I agree that theory alone is always confusing

confused

This is a bit cryptic, but no worries once we start implementing the state machine, it will be much clearer. So, let's create a new React App and add the needed dependencies.

Setting up

To do so, let's run the following command on the terminal to create a fresh React App.

npx create-react-app react-xstate-example

Next, we have to add the xstate and @xstate/react libraries by running the command below:

yarn add xstate@latest @xstate/react

Once the installation is done, we can now start building our state machine in the next section.

Building a State Machine

In this guide, we will build a simple theme switcher, so let's start building first the state machine.

There is a great tool provided by XState, The Xstate Visualizer which allows us to build and visualize the state machine in the browser.

state

Now, let's take a look of our state machine in App.js

  • Appjs
import React from "react"
import { Machine } from "xstate"
import "./App.css"

const changeTheme = Machine({
  id: "theme",
  initial: "dark",
  states: {
    dark: {
      on: { CHANGE: "light" },
    },
    light: {
      on: { CHANGE: "dark" },
    },
  },
})

As you can see here, we use the same state machine built with the visualizer. And of course, we need to import Machine from the xstate library to build the state machine otherwise it won't work.

Now, let's break down the object passed as an argument to the Machine() method.

  • id: it's the identifier or name of the state machine
  • initial: it's as the name suppose, the initial state of the machine.
  • states: this is where we put our state, here we have two states: dark and light
  • on: it's used to fires an action. Here, we have an event to change the theme.

A state machine alone doesn't do much, let's use it in the next section.

  • App.js
import React from "react"
import { Machine } from "xstate"
import { useMachine } from "@xstate/react"
import "./App.css"

const changeTheme = Machine({
  id: "theme",
  initial: "dark",
  states: {
    dark: {
      on: { CHANGE: "light" },
    },
    light: {
      on: { CHANGE: "dark" },
    },
  },
})

function App() {
  const [current, send] = useMachine(changeTheme)

  return (
    <div className="App">
      <h1>{current.matches("dark") ? "Dark Theme" : "Light Theme"}</h1>
      <button onClick={() => send("CHANGE")}>Change Theme</button>
    </div>
  )
}

export default App

Here, we start by importing the useMachine hook which takes as an argument the state machine and returns the current state and a function to update it. If you are familiar with useState hook, it works the same way.

The current state has a bunch of property, but here we just need the matches() method which checks if the current state is equal or not to the argument passed as a parameter and handle it consequently. And now, if the button is clicked, it will change the theme appropriately.

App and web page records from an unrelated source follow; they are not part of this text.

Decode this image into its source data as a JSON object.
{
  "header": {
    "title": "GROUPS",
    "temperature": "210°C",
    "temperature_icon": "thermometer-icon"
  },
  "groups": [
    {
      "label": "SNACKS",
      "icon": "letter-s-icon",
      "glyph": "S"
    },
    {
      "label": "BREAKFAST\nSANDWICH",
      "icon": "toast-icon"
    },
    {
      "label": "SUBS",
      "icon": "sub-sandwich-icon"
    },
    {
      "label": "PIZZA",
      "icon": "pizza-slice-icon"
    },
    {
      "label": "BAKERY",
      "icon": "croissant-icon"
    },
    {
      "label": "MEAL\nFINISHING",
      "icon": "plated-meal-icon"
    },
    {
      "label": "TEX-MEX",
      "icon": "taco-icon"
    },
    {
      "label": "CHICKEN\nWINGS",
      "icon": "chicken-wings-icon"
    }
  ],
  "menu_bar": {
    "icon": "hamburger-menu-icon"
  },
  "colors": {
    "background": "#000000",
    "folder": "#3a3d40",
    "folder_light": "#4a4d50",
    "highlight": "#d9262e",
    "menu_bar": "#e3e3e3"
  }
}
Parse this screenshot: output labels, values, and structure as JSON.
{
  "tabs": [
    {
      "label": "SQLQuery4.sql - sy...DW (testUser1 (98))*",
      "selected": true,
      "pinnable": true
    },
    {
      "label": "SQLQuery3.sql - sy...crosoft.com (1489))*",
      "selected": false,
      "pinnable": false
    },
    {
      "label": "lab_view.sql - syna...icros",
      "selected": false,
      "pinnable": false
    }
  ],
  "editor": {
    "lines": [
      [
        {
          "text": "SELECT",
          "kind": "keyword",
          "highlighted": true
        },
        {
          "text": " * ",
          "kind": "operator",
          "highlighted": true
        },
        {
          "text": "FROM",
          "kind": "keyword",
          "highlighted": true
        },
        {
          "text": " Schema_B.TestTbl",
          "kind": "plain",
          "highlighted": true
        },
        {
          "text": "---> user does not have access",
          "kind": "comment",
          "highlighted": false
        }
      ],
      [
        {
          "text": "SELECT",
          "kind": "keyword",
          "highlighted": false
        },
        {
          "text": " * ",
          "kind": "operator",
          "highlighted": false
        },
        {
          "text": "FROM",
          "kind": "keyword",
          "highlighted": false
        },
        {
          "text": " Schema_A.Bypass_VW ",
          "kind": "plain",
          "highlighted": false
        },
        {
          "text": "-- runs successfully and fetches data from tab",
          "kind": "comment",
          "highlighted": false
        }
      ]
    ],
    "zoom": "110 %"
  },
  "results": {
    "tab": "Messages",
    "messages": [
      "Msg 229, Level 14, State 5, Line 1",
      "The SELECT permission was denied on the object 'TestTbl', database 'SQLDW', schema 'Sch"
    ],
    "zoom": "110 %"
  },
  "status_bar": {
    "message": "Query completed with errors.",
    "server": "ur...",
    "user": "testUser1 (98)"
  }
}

Great! we have done building a Finite State Machines using XState and React.

Thanks for reading!

You can find the Source code here

Photo by Solé Bicycles on Unsplash

Resources

XState Docs

XState Visualizer

XState Tutorials